Assignment: Print the records below exactly as they appear.

── Stored data

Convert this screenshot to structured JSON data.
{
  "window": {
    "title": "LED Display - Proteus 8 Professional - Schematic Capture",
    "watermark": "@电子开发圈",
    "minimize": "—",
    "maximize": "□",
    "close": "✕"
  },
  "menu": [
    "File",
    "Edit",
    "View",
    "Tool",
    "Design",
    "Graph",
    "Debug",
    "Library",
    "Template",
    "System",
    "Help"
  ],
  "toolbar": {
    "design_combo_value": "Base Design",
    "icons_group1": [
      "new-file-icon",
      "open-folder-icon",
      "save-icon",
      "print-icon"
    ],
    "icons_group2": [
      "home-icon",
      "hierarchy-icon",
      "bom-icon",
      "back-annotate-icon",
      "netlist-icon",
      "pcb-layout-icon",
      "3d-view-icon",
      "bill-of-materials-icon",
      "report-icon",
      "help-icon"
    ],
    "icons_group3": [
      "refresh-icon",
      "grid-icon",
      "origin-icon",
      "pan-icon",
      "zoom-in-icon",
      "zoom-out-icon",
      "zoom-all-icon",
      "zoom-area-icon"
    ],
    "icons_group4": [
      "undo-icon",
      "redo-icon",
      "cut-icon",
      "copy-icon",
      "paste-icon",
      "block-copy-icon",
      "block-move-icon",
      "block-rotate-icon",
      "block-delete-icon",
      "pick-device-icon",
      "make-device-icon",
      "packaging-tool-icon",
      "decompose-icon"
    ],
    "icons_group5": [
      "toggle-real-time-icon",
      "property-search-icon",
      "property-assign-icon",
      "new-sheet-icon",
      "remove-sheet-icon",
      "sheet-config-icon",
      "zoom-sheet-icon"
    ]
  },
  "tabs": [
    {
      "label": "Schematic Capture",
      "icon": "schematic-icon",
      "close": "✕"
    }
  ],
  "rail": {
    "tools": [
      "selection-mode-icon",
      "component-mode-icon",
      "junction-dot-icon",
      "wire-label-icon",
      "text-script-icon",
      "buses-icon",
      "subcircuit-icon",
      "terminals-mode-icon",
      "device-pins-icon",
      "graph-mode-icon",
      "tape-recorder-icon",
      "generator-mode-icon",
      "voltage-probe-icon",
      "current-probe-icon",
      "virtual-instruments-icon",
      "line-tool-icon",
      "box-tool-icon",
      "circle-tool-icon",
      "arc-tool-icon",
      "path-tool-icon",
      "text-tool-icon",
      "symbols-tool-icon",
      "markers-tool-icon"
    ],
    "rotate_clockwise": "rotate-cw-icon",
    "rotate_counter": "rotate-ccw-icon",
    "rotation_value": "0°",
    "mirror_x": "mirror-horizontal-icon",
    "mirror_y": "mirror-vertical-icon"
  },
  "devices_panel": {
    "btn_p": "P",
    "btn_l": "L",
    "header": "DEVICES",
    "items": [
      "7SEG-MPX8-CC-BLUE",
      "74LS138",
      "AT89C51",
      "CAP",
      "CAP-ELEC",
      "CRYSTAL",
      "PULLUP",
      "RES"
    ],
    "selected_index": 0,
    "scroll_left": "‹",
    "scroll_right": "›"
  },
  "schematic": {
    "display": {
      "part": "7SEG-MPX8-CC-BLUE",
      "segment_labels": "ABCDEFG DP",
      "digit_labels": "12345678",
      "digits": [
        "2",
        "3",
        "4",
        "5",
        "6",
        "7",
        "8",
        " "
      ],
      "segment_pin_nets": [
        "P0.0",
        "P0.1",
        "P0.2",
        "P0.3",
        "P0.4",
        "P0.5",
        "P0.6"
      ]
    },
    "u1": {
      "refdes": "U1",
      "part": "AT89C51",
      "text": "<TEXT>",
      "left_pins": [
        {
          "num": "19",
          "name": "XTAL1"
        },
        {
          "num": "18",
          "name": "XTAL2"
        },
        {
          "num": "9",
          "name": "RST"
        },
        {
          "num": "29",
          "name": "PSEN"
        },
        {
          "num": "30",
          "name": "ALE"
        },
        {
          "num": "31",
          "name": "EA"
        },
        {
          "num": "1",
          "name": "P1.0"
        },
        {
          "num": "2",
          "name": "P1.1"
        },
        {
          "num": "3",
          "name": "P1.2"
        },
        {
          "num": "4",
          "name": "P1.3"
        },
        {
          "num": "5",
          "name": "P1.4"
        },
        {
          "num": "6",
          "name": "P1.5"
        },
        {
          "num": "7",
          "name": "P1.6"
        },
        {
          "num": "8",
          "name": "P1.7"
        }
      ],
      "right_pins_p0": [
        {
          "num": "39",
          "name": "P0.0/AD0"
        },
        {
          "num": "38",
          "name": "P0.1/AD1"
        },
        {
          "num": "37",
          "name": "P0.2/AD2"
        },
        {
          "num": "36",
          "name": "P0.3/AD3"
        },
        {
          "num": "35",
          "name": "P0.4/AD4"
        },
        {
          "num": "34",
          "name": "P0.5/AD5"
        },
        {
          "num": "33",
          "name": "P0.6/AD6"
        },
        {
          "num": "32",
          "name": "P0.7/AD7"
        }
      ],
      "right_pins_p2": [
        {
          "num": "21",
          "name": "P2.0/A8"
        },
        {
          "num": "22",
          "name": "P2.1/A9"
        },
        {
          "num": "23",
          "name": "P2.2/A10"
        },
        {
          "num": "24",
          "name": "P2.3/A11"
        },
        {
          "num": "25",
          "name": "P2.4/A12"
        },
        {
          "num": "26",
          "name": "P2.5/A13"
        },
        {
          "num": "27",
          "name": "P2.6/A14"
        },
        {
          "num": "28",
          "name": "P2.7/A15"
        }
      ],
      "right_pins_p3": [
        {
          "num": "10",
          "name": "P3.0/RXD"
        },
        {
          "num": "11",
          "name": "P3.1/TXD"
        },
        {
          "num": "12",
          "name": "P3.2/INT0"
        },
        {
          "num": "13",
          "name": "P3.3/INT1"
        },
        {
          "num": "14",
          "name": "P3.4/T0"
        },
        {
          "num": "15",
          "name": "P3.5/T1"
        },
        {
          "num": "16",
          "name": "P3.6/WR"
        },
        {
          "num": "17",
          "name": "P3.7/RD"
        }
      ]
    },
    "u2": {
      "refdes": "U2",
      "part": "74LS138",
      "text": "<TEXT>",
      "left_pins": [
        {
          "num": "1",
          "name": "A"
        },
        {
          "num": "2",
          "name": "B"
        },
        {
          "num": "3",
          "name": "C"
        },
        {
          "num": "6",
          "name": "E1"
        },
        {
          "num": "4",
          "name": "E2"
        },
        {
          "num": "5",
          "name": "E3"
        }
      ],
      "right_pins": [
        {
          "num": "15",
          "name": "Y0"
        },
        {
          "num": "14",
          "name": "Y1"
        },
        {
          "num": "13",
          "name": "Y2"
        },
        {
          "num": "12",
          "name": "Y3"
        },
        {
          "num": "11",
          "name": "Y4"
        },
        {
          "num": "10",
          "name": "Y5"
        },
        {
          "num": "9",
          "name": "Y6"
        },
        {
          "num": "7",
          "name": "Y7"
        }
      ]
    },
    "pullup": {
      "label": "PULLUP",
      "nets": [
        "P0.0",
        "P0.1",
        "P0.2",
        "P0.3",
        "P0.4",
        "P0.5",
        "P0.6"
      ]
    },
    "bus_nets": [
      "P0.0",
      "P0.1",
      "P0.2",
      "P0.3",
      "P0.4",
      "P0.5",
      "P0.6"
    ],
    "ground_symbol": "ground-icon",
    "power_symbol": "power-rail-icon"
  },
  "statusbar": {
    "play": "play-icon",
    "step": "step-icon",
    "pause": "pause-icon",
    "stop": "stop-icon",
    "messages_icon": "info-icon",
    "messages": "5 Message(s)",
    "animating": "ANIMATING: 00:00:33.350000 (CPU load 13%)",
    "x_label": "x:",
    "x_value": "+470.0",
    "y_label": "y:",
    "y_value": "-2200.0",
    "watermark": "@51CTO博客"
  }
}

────

Exercise solution:
Convert this screenshot to structured JSON data.
{
  "window": {
    "title": "LED Display - Proteus 8 Professional - Schematic Capture",
    "watermark": "@电子开发圈",
    "minimize": "—",
    "maximize": "□",
    "close": "✕"
  },
  "menu": [
    "File",
    "Edit",
    "View",
    "Tool",
    "Design",
    "Graph",
    "Debug",
    "Library",
    "Template",
    "System",
    "Help"
  ],
  "toolbar": {
    "design_combo_value": "Base Design",
    "icons_group1": [
      "new-file-icon",
      "open-folder-icon",
      "save-icon",
      "print-icon"
    ],
    "icons_group2": [
      "home-icon",
      "hierarchy-icon",
      "bom-icon",
      "back-annotate-icon",
      "netlist-icon",
      "pcb-layout-icon",
      "3d-view-icon",
      "bill-of-materials-icon",
      "report-icon",
      "help-icon"
    ],
    "icons_group3": [
      "refresh-icon",
      "grid-icon",
      "origin-icon",
      "pan-icon",
      "zoom-in-icon",
      "zoom-out-icon",
      "zoom-all-icon",
      "zoom-area-icon"
    ],
    "icons_group4": [
      "undo-icon",
      "redo-icon",
      "cut-icon",
      "copy-icon",
      "paste-icon",
      "block-copy-icon",
      "block-move-icon",
      "block-rotate-icon",
      "block-delete-icon",
      "pick-device-icon",
      "make-device-icon",
      "packaging-tool-icon",
      "decompose-icon"
    ],
    "icons_group5": [
      "toggle-real-time-icon",
      "property-search-icon",
      "property-assign-icon",
      "new-sheet-icon",
      "remove-sheet-icon",
      "sheet-config-icon",
      "zoom-sheet-icon"
    ]
  },
  "tabs": [
    {
      "label": "Schematic Capture",
      "icon": "schematic-icon",
      "close": "✕"
    }
  ],
  "rail": {
    "tools": [
      "selection-mode-icon",
      "component-mode-icon",
      "junction-dot-icon",
      "wire-label-icon",
      "text-script-icon",
      "buses-icon",
      "subcircuit-icon",
      "terminals-mode-icon",
      "device-pins-icon",
      "graph-mode-icon",
      "tape-recorder-icon",
      "generator-mode-icon",
      "voltage-probe-icon",
      "current-probe-icon",
      "virtual-instruments-icon",
      "line-tool-icon",
      "box-tool-icon",
      "circle-tool-icon",
      "arc-tool-icon",
      "path-tool-icon",
      "text-tool-icon",
      "symbols-tool-icon",
      "markers-tool-icon"
    ],
    "rotate_clockwise": "rotate-cw-icon",
    "rotate_counter": "rotate-ccw-icon",
    "rotation_value": "0°",
    "mirror_x": "mirror-horizontal-icon",
    "mirror_y": "mirror-vertical-icon"
  },
  "devices_panel": {
    "btn_p": "P",
    "btn_l": "L",
    "header": "DEVICES",
    "items": [
      "7SEG-MPX8-CC-BLUE",
      "74LS138",
      "AT89C51",
      "CAP",
      "CAP-ELEC",
      "CRYSTAL",
      "PULLUP",
      "RES"
    ],
    "selected_index": 0,
    "scroll_left": "‹",
    "scroll_right": "›"
  },
  "schematic": {
    "display": {
      "part": "7SEG-MPX8-CC-BLUE",
      "segment_labels": "ABCDEFG DP",
      "digit_labels": "12345678",
      "digits": [
        "2",
        "3",
        "4",
        "5",
        "6",
        "7",
        "8",
        " "
      ],
      "segment_pin_nets": [
        "P0.0",
        "P0.1",
        "P0.2",
        "P0.3",
        "P0.4",
        "P0.5",
        "P0.6"
      ]
    },
    "u1": {
      "refdes": "U1",
      "part": "AT89C51",
      "text": "<TEXT>",
      "left_pins": [
        {
          "num": "19",
          "name": "XTAL1"
        },
        {
          "num": "18",
          "name": "XTAL2"
        },
        {
          "num": "9",
          "name": "RST"
        },
        {
          "num": "29",
          "name": "PSEN"
        },
        {
          "num": "30",
          "name": "ALE"
        },
        {
          "num": "31",
          "name": "EA"
        },
        {
          "num": "1",
          "name": "P1.0"
        },
        {
          "num": "2",
          "name": "P1.1"
        },
        {
          "num": "3",
          "name": "P1.2"
        },
        {
          "num": "4",
          "name": "P1.3"
        },
        {
          "num": "5",
          "name": "P1.4"
        },
        {
          "num": "6",
          "name": "P1.5"
        },
        {
          "num": "7",
          "name": "P1.6"
        },
        {
          "num": "8",
          "name": "P1.7"
        }
      ],
      "right_pins_p0": [
        {
          "num": "39",
          "name": "P0.0/AD0"
        },
        {
          "num": "38",
          "name": "P0.1/AD1"
        },
        {
          "num": "37",
          "name": "P0.2/AD2"
        },
        {
          "num": "36",
          "name": "P0.3/AD3"
        },
        {
          "num": "35",
          "name": "P0.4/AD4"
        },
        {
          "num": "34",
          "name": "P0.5/AD5"
        },
        {
          "num": "33",
          "name": "P0.6/AD6"
        },
        {
          "num": "32",
          "name": "P0.7/AD7"
        }
      ],
      "right_pins_p2": [
        {
          "num": "21",
          "name": "P2.0/A8"
        },
        {
          "num": "22",
          "name": "P2.1/A9"
        },
        {
          "num": "23",
          "name": "P2.2/A10"
        },
        {
          "num": "24",
          "name": "P2.3/A11"
        },
        {
          "num": "25",
          "name": "P2.4/A12"
        },
        {
          "num": "26",
          "name": "P2.5/A13"
        },
        {
          "num": "27",
          "name": "P2.6/A14"
        },
        {
          "num": "28",
          "name": "P2.7/A15"
        }
      ],
      "right_pins_p3": [
        {
          "num": "10",
          "name": "P3.0/RXD"
        },
        {
          "num": "11",
          "name": "P3.1/TXD"
        },
        {
          "num": "12",
          "name": "P3.2/INT0"
        },
        {
          "num": "13",
          "name": "P3.3/INT1"
        },
        {
          "num": "14",
          "name": "P3.4/T0"
        },
        {
          "num": "15",
          "name": "P3.5/T1"
        },
        {
          "num": "16",
          "name": "P3.6/WR"
        },
        {
          "num": "17",
          "name": "P3.7/RD"
        }
      ]
    },
    "u2": {
      "refdes": "U2",
      "part": "74LS138",
      "text": "<TEXT>",
      "left_pins": [
        {
          "num": "1",
          "name": "A"
        },
        {
          "num": "2",
          "name": "B"
        },
        {
          "num": "3",
          "name": "C"
        },
        {
          "num": "6",
          "name": "E1"
        },
        {
          "num": "4",
          "name": "E2"
        },
        {
          "num": "5",
          "name": "E3"
        }
      ],
      "right_pins": [
        {
          "num": "15",
          "name": "Y0"
        },
        {
          "num": "14",
          "name": "Y1"
        },
        {
          "num": "13",
          "name": "Y2"
        },
        {
          "num": "12",
          "name": "Y3"
        },
        {
          "num": "11",
          "name": "Y4"
        },
        {
          "num": "10",
          "name": "Y5"
        },
        {
          "num": "9",
          "name": "Y6"
        },
        {
          "num": "7",
          "name": "Y7"
        }
      ]
    },
    "pullup": {
      "label": "PULLUP",
      "nets": [
        "P0.0",
        "P0.1",
        "P0.2",
        "P0.3",
        "P0.4",
        "P0.5",
        "P0.6"
      ]
    },
    "bus_nets": [
      "P0.0",
      "P0.1",
      "P0.2",
      "P0.3",
      "P0.4",
      "P0.5",
      "P0.6"
    ],
    "ground_symbol": "ground-icon",
    "power_symbol": "power-rail-icon"
  },
  "statusbar": {
    "play": "play-icon",
    "step": "step-icon",
    "pause": "pause-icon",
    "stop": "stop-icon",
    "messages_icon": "info-icon",
    "messages": "5 Message(s)",
    "animating": "ANIMATING: 00:00:33.350000 (CPU load 13%)",
    "x_label": "x:",
    "x_value": "+470.0",
    "y_label": "y:",
    "y_value": "-2200.0",
    "watermark": "@51CTO博客"
  }
}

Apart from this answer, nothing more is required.